[Page and application data records]
───

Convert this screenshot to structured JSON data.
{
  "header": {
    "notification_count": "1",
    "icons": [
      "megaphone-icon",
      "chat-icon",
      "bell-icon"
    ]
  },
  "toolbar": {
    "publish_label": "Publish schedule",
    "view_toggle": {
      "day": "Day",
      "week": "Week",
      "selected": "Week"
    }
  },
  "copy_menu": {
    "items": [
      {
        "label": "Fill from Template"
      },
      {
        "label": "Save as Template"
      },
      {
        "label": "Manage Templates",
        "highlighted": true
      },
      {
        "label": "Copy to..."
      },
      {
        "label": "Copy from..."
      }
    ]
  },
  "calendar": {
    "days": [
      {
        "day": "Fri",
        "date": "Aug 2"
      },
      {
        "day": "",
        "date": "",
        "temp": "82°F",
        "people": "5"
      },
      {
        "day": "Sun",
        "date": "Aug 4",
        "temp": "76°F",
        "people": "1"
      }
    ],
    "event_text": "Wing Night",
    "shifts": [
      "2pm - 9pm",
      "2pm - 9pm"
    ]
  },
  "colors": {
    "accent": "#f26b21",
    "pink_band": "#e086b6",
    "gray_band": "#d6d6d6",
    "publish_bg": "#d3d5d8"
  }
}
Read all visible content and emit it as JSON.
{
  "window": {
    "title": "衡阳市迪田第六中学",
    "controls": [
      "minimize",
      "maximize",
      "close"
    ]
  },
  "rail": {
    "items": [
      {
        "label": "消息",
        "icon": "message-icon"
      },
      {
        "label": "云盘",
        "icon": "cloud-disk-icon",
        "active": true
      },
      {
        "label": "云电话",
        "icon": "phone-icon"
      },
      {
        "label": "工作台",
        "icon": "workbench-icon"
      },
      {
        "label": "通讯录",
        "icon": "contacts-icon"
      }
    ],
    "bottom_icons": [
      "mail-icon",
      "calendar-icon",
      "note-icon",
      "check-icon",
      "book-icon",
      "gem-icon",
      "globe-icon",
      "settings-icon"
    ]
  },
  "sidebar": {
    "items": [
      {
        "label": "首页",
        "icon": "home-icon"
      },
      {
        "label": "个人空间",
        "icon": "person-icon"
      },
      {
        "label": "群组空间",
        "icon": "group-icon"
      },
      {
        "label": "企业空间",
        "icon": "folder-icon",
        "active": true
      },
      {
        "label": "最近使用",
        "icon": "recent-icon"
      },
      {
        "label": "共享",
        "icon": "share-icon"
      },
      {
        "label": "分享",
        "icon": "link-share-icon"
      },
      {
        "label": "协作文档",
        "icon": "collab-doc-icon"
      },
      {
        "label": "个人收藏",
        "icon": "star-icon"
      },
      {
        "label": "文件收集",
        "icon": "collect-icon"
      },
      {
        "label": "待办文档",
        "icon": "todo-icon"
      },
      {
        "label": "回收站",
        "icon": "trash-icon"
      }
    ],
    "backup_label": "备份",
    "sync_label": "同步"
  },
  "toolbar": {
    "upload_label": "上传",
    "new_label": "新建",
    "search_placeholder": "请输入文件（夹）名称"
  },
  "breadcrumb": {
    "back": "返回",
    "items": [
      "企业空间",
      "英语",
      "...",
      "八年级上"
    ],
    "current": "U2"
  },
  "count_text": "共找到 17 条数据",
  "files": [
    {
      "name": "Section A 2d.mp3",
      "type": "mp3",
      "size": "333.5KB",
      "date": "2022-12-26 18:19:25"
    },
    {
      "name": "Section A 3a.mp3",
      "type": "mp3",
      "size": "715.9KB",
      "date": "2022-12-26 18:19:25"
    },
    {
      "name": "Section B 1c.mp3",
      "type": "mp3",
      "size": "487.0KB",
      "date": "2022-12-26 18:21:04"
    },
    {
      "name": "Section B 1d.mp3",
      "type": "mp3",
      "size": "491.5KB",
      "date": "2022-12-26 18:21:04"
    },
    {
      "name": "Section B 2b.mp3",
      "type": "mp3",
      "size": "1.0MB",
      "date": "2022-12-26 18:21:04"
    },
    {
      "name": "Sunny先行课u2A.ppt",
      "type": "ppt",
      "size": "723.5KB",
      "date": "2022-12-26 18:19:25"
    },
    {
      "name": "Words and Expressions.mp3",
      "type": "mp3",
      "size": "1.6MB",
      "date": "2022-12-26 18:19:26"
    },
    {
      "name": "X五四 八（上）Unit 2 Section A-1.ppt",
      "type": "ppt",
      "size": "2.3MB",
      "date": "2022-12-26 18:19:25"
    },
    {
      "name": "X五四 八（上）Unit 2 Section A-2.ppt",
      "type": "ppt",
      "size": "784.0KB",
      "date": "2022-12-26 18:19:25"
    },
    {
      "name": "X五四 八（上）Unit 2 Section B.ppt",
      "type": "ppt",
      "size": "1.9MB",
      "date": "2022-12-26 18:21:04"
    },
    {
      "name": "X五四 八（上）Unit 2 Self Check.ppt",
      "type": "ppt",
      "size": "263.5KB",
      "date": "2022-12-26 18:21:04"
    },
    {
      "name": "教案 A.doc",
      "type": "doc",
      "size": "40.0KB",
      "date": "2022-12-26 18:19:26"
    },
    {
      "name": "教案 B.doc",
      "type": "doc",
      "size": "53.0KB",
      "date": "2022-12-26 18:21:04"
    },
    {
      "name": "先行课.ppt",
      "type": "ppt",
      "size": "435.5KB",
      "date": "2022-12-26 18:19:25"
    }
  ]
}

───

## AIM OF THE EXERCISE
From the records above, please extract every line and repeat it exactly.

## RESPONSE TO THE EXERCISE
Convert this screenshot to structured JSON data.
{
  "header": {
    "notification_count": "1",
    "icons": [
      "megaphone-icon",
      "chat-icon",
      "bell-icon"
    ]
  },
  "toolbar": {
    "publish_label": "Publish schedule",
    "view_toggle": {
      "day": "Day",
      "week": "Week",
      "selected": "Week"
    }
  },
  "copy_menu": {
    "items": [
      {
        "label": "Fill from Template"
      },
      {
        "label": "Save as Template"
      },
      {
        "label": "Manage Templates",
        "highlighted": true
      },
      {
        "label": "Copy to..."
      },
      {
        "label": "Copy from..."
      }
    ]
  },
  "calendar": {
    "days": [
      {
        "day": "Fri",
        "date": "Aug 2"
      },
      {
        "day": "",
        "date": "",
        "temp": "82°F",
        "people": "5"
      },
      {
        "day": "Sun",
        "date": "Aug 4",
        "temp": "76°F",
        "people": "1"
      }
    ],
    "event_text": "Wing Night",
    "shifts": [
      "2pm - 9pm",
      "2pm - 9pm"
    ]
  },
  "colors": {
    "accent": "#f26b21",
    "pink_band": "#e086b6",
    "gray_band": "#d6d6d6",
    "publish_bg": "#d3d5d8"
  }
}
Read all visible content and emit it as JSON.
{
  "window": {
    "title": "衡阳市迪田第六中学",
    "controls": [
      "minimize",
      "maximize",
      "close"
    ]
  },
  "rail": {
    "items": [
      {
        "label": "消息",
        "icon": "message-icon"
      },
      {
        "label": "云盘",
        "icon": "cloud-disk-icon",
        "active": true
      },
      {
        "label": "云电话",
        "icon": "phone-icon"
      },
      {
        "label": "工作台",
        "icon": "workbench-icon"
      },
      {
        "label": "通讯录",
        "icon": "contacts-icon"
      }
    ],
    "bottom_icons": [
      "mail-icon",
      "calendar-icon",
      "note-icon",
      "check-icon",
      "book-icon",
      "gem-icon",
      "globe-icon",
      "settings-icon"
    ]
  },
  "sidebar": {
    "items": [
      {
        "label": "首页",
        "icon": "home-icon"
      },
      {
        "label": "个人空间",
        "icon": "person-icon"
      },
      {
        "label": "群组空间",
        "icon": "group-icon"
      },
      {
        "label": "企业空间",
        "icon": "folder-icon",
        "active": true
      },
      {
        "label": "最近使用",
        "icon": "recent-icon"
      },
      {
        "label": "共享",
        "icon": "share-icon"
      },
      {
        "label": "分享",
        "icon": "link-share-icon"
      },
      {
        "label": "协作文档",
        "icon": "collab-doc-icon"
      },
      {
        "label": "个人收藏",
        "icon": "star-icon"
      },
      {
        "label": "文件收集",
        "icon": "collect-icon"
      },
      {
        "label": "待办文档",
        "icon": "todo-icon"
      },
      {
        "label": "回收站",
        "icon": "trash-icon"
      }
    ],
    "backup_label": "备份",
    "sync_label": "同步"
  },
  "toolbar": {
    "upload_label": "上传",
    "new_label": "新建",
    "search_placeholder": "请输入文件（夹）名称"
  },
  "breadcrumb": {
    "back": "返回",
    "items": [
      "企业空间",
      "英语",
      "...",
      "八年级上"
    ],
    "current": "U2"
  },
  "count_text": "共找到 17 条数据",
  "files": [
    {
      "name": "Section A 2d.mp3",
      "type": "mp3",
      "size": "333.5KB",
      "date": "2022-12-26 18:19:25"
    },
    {
      "name": "Section A 3a.mp3",
      "type": "mp3",
      "size": "715.9KB",
      "date": "2022-12-26 18:19:25"
    },
    {
      "name": "Section B 1c.mp3",
      "type": "mp3",
      "size": "487.0KB",
      "date": "2022-12-26 18:21:04"
    },
    {
      "name": "Section B 1d.mp3",
      "type": "mp3",
      "size": "491.5KB",
      "date": "2022-12-26 18:21:04"
    },
    {
      "name": "Section B 2b.mp3",
      "type": "mp3",
      "size": "1.0MB",
      "date": "2022-12-26 18:21:04"
    },
    {
      "name": "Sunny先行课u2A.ppt",
      "type": "ppt",
      "size": "723.5KB",
      "date": "2022-12-26 18:19:25"
    },
    {
      "name": "Words and Expressions.mp3",
      "type": "mp3",
      "size": "1.6MB",
      "date": "2022-12-26 18:19:26"
    },
    {
      "name": "X五四 八（上）Unit 2 Section A-1.ppt",
      "type": "ppt",
      "size": "2.3MB",
      "date": "2022-12-26 18:19:25"
    },
    {
      "name": "X五四 八（上）Unit 2 Section A-2.ppt",
      "type": "ppt",
      "size": "784.0KB",
      "date": "2022-12-26 18:19:25"
    },
    {
      "name": "X五四 八（上）Unit 2 Section B.ppt",
      "type": "ppt",
      "size": "1.9MB",
      "date": "2022-12-26 18:21:04"
    },
    {
      "name": "X五四 八（上）Unit 2 Self Check.ppt",
      "type": "ppt",
      "size": "263.5KB",
      "date": "2022-12-26 18:21:04"
    },
    {
      "name": "教案 A.doc",
      "type": "doc",
      "size": "40.0KB",
      "date": "2022-12-26 18:19:26"
    },
    {
      "name": "教案 B.doc",
      "type": "doc",
      "size": "53.0KB",
      "date": "2022-12-26 18:21:04"
    },
    {
      "name": "先行课.ppt",
      "type": "ppt",
      "size": "435.5KB",
      "date": "2022-12-26 18:19:25"
    }
  ]
}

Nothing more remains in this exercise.